Then there are the future fossils left behind by today’s plants and animals—and those that will vanish as species go extinct. Any hard-bodied animal that sports a shell or is held up by bones has a chance to leave a fossil upon its death.
If we are in the midst of a mass extinction, which some scientists believe we are, the disappearance of common fossils could be another indicator. But this would be a messy signal with different changes taking place at different times around the world. “It’s a more complicated signal simply because life is more complicated than the average radionucleide or carbon isotope,” says Zalasiewicz.
Interactive: What Will Mark the Anthropocene?
Illustration by Maya Wei-Haas; text by Hannah Waters and Maya Wei-Haas
Another option are the fossils from the species that dominate after extinctions, such as invasives, which might leave a cleaner signal. Zalasiewicz is currently leading a team that is studying the Pacific oyster, which was introduced from the Sea of Japan to coastlines around the world during the past century. It’s both abundant and likely to fossilize, giving it strong potential as an Anthropocene indicator.
“Where [the Pacific oysters] appear they will be a new element of the biology and therefore future paleontology in those strata,” he says. “But again because humans have transplanted different species at different times around the world, it’s a complicated or messy signal.”
These findings are all play into the AWG's presentation this week at the IGC. They originally hoped this presentation would coincide with their official submission on the Anthropocene to the International Commission on Stratigraphy. But after speaking with geologists on the commission, they decided to wait. “It’s clear that the community would be more comfortable and feel rather more grounded with a traditional golden spike type definition,” says Zalasiewicz. Collecting evidence of signals isn’t enough; they need to identify a location to hammer in the Anthropocene golden spike.
The group isn’t yet sure where they’ll place it; they’re eyeing sediment cores from the deep ocean or remote lakes where the layered signals are clear. But finding a good core comes with its own set of challenges because the layer of Anthropocene sediment is very thin. “If you went to the deep oceans, you might be talking about a millimeter or two of sediment,” says Waters. “All you need is a bivalve to crawl across the seabed and it’ll churn up the whole of the Anthropocene in one go.” In many places, trash or fishing trawls have already obliterated any potential Anthropocene layers.
The work of identifying a golden spike location will likely take years. The researchers may need to go out into the field, drill for sediment cores, and do complicated analyses to prove that the signals are consistent and global. Up to this point, AWG members have been doing this work on their own time; now they’ll need to find funding in order to devote themselves to the effort.
Zalasiewicz groans at the thought of it. “Writing grant applications is one of the world’s great soul-destroying jobs,” he says. But to stake a geologic claim to the Anthropocene and bring the world’s overseers of the geologic time scale to a vote, a bit of soul destruction may be worth it.

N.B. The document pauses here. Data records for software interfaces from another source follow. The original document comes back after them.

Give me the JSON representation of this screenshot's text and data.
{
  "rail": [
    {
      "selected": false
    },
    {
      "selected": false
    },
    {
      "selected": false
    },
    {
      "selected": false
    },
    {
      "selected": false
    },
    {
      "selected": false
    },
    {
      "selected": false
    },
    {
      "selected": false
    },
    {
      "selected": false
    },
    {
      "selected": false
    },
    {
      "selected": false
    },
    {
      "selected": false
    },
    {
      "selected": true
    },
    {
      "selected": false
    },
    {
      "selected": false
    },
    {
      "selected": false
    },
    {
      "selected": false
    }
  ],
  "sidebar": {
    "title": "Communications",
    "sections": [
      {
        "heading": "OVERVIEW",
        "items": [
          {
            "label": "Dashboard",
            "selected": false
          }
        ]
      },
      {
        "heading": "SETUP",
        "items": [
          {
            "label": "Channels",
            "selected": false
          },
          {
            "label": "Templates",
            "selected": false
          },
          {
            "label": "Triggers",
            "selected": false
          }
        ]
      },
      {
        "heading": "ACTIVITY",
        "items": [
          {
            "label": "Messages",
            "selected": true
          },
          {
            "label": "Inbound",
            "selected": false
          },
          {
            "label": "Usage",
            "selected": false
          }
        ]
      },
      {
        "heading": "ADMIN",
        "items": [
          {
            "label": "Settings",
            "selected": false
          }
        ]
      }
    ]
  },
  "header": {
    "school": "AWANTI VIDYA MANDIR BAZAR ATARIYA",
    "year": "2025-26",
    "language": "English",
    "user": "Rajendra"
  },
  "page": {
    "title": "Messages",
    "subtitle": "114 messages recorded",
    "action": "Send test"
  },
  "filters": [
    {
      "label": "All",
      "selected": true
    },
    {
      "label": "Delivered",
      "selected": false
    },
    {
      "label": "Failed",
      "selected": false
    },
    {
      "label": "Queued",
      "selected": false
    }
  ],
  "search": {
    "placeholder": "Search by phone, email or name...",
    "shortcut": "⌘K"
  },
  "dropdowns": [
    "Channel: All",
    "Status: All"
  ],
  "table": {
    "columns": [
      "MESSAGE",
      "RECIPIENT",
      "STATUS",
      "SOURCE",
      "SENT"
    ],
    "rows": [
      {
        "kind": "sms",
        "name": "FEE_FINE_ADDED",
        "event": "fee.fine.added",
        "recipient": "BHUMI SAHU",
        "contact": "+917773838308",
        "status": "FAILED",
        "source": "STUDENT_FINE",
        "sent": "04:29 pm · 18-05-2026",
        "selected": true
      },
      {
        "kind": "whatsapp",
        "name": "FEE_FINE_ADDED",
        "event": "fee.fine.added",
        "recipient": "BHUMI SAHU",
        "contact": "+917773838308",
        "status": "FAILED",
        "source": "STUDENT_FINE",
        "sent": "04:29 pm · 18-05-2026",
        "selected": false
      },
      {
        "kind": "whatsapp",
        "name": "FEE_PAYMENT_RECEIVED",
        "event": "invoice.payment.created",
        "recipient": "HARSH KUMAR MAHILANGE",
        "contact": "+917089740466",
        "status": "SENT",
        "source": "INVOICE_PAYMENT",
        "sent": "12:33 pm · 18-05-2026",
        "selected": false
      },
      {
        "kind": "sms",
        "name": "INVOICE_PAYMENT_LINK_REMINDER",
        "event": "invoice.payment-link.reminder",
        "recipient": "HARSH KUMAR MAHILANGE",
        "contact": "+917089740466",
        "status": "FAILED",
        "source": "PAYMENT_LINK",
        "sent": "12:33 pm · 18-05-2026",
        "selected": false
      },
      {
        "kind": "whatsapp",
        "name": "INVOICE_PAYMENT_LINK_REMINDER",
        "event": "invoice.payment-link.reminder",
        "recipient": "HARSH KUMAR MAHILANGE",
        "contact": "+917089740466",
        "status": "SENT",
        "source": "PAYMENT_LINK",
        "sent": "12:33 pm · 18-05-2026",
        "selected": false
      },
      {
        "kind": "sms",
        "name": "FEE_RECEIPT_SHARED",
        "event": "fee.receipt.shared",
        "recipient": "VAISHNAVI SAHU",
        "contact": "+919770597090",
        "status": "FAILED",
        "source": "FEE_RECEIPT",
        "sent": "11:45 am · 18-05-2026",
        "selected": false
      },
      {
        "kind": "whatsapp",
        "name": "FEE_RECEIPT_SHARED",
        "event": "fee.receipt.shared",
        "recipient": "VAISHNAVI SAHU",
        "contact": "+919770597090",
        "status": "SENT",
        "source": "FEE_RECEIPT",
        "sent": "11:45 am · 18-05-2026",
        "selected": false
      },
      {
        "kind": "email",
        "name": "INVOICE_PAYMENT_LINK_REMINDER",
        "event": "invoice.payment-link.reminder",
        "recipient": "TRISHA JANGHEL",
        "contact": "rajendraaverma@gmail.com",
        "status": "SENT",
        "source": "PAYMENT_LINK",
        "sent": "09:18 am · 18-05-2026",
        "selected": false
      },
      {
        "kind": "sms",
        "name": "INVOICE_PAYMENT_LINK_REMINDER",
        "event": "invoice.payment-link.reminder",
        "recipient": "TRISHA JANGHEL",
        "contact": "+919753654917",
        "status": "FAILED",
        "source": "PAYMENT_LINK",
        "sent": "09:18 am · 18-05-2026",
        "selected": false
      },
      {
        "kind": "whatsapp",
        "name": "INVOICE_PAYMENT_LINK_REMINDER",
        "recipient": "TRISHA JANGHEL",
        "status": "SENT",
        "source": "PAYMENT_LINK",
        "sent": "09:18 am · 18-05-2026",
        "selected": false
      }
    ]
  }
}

“The current signals that are forming are quite striking to us already, even if humans died out tomorrow,” he says, a mark will likely remain in the geologic record in the far future. “A case can be made that it can be separable as a geological time unit. We cannot go back to the Holocene.”